[Dataset entries]
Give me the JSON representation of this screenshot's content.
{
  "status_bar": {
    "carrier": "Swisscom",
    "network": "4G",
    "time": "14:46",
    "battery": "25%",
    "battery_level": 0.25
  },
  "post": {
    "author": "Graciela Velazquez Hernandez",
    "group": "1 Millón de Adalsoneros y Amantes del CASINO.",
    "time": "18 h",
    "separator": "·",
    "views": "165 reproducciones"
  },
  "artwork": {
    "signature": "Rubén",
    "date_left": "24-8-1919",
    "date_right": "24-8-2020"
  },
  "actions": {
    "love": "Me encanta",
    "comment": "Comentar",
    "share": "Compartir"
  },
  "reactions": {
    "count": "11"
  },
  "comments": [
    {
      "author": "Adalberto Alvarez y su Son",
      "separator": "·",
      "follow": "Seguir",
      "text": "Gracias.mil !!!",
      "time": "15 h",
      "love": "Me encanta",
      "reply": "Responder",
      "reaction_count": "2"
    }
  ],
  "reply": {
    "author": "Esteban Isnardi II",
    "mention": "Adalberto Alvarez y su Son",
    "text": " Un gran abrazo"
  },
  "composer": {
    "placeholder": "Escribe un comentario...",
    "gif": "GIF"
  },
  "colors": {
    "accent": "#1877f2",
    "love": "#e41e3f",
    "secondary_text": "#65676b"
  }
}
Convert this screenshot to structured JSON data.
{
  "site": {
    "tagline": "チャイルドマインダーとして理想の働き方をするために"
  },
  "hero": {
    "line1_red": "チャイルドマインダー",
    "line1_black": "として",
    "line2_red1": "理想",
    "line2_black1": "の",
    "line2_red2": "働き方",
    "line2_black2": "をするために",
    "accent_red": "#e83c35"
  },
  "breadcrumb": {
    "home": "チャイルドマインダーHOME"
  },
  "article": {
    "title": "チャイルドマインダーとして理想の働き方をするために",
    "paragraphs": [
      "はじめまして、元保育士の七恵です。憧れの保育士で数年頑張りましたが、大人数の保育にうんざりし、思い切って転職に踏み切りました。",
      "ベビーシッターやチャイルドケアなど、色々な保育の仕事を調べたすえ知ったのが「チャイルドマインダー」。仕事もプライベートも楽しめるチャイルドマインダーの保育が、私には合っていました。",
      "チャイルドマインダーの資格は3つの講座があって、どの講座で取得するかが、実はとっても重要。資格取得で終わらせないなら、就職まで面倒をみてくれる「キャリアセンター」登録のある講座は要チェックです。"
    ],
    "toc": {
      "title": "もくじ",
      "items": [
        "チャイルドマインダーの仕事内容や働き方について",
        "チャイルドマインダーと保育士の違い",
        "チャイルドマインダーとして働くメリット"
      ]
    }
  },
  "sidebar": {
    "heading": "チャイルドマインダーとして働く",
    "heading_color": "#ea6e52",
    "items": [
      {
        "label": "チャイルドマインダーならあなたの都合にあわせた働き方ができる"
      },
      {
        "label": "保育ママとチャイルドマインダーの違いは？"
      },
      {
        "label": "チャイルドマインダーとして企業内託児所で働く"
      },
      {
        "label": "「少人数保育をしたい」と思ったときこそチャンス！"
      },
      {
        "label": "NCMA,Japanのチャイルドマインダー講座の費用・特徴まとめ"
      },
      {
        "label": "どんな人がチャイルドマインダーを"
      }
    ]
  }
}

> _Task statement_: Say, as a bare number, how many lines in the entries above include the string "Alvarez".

> _Response below_: 2